▶ [Required work] Pick every line out of the entries below that has the string "cinema", and copy it.

Collection entries:

*** Block opens ***

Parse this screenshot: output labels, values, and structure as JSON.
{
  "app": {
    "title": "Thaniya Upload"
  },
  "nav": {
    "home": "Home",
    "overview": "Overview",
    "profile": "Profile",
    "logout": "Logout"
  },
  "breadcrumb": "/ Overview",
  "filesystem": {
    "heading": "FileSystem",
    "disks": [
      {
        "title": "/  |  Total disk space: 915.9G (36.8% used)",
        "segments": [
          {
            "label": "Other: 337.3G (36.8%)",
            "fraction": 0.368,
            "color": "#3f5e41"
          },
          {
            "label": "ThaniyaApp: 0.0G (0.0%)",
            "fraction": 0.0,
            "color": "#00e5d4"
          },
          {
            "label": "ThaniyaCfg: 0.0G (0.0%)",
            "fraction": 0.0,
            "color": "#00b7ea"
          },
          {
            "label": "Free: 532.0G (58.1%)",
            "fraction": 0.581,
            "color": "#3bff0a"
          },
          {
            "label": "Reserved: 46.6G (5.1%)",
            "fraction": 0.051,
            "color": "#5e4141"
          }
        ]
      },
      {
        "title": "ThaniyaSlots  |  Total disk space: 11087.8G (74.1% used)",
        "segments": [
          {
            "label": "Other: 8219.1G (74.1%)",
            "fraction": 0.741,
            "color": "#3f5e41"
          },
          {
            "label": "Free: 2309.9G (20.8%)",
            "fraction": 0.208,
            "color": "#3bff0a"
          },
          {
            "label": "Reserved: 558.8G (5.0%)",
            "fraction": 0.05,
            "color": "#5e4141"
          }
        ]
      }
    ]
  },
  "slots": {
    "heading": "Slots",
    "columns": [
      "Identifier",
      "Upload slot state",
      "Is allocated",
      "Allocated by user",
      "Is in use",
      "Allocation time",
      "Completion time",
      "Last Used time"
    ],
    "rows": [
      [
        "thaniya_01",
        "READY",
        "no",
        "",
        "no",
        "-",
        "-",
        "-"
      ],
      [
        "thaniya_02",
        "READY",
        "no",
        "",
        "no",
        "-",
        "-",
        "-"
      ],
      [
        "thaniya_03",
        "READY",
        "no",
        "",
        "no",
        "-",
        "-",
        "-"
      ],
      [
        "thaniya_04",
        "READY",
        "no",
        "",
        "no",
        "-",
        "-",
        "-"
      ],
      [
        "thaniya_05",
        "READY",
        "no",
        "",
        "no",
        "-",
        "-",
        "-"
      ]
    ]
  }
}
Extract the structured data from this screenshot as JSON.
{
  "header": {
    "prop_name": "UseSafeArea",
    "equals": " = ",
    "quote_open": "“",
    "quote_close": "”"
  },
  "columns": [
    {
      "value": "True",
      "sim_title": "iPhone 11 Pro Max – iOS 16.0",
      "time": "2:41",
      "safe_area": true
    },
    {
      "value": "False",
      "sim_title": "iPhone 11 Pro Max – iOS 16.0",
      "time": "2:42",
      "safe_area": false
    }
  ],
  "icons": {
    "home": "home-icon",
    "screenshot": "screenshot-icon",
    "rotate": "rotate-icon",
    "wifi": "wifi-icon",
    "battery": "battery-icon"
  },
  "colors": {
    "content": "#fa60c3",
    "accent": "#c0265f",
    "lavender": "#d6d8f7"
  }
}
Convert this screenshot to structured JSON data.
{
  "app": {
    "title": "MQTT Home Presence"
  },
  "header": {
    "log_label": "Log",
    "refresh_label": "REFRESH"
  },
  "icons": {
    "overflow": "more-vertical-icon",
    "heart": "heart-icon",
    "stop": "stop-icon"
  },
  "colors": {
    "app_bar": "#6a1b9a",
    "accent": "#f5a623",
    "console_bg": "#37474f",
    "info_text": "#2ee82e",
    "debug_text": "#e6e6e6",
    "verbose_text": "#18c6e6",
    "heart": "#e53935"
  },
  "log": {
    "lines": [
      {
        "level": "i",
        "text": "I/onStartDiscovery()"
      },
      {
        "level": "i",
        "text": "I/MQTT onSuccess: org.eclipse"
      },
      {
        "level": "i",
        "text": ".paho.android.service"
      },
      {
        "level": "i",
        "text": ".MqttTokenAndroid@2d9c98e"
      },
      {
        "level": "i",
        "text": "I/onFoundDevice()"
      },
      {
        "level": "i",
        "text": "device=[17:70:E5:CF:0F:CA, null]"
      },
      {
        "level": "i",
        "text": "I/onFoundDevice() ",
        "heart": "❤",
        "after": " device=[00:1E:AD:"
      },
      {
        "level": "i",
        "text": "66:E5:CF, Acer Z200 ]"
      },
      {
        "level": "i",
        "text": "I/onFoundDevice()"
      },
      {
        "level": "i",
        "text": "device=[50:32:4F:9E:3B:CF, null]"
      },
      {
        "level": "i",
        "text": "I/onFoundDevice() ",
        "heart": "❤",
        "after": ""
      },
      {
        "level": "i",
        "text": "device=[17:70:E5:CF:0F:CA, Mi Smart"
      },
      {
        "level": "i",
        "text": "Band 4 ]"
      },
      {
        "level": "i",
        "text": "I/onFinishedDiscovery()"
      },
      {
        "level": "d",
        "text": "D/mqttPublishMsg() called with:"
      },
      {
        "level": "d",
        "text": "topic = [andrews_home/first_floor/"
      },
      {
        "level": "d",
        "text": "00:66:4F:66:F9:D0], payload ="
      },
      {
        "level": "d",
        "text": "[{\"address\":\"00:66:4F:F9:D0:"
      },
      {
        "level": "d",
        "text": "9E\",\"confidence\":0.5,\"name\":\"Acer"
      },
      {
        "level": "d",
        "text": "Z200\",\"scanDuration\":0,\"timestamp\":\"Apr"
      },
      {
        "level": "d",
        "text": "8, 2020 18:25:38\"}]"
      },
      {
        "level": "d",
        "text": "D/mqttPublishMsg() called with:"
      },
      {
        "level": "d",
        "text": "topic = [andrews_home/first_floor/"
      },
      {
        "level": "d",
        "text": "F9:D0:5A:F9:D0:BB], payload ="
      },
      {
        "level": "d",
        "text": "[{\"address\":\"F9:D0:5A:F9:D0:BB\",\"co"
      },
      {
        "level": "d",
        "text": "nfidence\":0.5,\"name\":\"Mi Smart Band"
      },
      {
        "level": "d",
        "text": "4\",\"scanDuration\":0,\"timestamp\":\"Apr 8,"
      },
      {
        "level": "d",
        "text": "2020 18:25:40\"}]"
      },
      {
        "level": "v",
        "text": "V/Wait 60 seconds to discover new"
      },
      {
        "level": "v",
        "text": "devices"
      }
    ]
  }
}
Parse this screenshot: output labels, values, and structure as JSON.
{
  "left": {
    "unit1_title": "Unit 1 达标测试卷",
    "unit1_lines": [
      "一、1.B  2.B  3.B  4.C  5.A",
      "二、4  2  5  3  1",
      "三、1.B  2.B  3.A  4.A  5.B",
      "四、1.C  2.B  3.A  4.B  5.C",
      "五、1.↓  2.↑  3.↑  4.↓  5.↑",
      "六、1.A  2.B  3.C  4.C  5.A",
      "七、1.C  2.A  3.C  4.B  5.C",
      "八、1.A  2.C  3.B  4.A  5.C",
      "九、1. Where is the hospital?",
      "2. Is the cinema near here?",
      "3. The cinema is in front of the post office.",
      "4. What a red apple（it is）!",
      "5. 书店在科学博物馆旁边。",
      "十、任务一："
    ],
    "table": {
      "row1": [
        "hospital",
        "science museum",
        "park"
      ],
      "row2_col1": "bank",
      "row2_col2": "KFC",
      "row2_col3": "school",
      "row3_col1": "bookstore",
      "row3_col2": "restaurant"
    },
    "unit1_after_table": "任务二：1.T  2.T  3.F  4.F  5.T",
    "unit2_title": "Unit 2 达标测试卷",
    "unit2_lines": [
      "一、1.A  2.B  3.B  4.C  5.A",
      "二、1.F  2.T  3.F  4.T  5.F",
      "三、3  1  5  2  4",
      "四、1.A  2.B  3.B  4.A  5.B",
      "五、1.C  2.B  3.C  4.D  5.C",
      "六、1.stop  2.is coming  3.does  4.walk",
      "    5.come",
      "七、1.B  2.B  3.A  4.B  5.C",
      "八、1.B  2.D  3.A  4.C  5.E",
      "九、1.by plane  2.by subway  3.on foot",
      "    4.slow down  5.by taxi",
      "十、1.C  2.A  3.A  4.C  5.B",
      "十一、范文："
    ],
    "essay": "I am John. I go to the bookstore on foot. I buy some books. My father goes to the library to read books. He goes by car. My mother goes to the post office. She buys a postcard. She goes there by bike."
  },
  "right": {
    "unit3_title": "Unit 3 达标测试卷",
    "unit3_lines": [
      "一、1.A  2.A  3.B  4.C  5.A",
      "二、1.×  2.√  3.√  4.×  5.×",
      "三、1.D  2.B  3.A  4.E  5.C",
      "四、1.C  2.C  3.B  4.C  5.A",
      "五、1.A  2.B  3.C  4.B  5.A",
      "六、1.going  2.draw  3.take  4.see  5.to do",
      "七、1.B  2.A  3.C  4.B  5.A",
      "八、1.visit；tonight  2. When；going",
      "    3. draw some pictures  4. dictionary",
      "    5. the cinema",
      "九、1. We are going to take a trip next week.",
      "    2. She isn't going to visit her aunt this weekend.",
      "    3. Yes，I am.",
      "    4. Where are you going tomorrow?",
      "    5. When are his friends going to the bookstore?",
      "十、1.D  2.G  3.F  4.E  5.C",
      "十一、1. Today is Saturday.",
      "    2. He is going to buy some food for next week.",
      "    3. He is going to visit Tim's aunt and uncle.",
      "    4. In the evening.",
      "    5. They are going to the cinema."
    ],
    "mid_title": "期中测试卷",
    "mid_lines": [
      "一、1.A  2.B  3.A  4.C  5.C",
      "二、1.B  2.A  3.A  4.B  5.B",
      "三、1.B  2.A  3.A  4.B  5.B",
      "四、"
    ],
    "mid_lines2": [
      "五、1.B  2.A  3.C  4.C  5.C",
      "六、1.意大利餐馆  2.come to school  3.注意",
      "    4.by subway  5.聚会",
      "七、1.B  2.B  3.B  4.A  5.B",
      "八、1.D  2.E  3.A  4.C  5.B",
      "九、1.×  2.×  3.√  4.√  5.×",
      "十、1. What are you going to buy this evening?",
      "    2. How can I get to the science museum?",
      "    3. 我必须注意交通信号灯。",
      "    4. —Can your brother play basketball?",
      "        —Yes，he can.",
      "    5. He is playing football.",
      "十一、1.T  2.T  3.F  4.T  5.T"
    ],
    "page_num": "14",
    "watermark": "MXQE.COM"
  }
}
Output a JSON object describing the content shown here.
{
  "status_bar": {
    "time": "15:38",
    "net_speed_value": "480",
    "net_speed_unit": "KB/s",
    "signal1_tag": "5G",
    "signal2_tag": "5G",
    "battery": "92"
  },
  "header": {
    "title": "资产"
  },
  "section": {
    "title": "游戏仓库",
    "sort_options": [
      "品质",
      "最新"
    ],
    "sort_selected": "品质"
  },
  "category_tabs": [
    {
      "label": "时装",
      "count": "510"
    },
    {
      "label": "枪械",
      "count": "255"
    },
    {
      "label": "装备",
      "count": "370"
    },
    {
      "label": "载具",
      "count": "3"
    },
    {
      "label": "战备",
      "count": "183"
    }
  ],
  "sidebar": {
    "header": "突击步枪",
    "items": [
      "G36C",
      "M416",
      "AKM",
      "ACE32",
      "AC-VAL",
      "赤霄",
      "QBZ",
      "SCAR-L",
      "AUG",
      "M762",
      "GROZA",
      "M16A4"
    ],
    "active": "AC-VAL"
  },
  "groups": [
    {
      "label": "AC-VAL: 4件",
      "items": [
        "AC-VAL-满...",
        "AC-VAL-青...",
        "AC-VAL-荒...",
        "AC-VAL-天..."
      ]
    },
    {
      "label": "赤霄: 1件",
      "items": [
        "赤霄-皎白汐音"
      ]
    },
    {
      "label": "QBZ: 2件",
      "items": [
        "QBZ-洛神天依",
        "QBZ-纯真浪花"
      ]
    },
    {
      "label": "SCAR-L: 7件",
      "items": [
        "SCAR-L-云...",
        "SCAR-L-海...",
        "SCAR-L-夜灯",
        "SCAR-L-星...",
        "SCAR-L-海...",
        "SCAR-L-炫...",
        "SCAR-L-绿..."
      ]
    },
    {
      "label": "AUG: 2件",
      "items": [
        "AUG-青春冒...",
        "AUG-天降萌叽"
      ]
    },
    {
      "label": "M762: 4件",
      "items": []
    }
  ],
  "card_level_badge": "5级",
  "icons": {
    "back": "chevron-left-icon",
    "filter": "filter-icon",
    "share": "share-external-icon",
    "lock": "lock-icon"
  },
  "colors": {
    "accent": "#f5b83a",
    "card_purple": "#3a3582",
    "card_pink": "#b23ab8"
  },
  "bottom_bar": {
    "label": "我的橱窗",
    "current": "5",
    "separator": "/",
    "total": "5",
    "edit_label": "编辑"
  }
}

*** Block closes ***

▶ [Result of this task]
      "2. Is the cinema near here?",
      "3. The cinema is in front of the post office.",
      "    5. the cinema",
      "    5. They are going to the cinema."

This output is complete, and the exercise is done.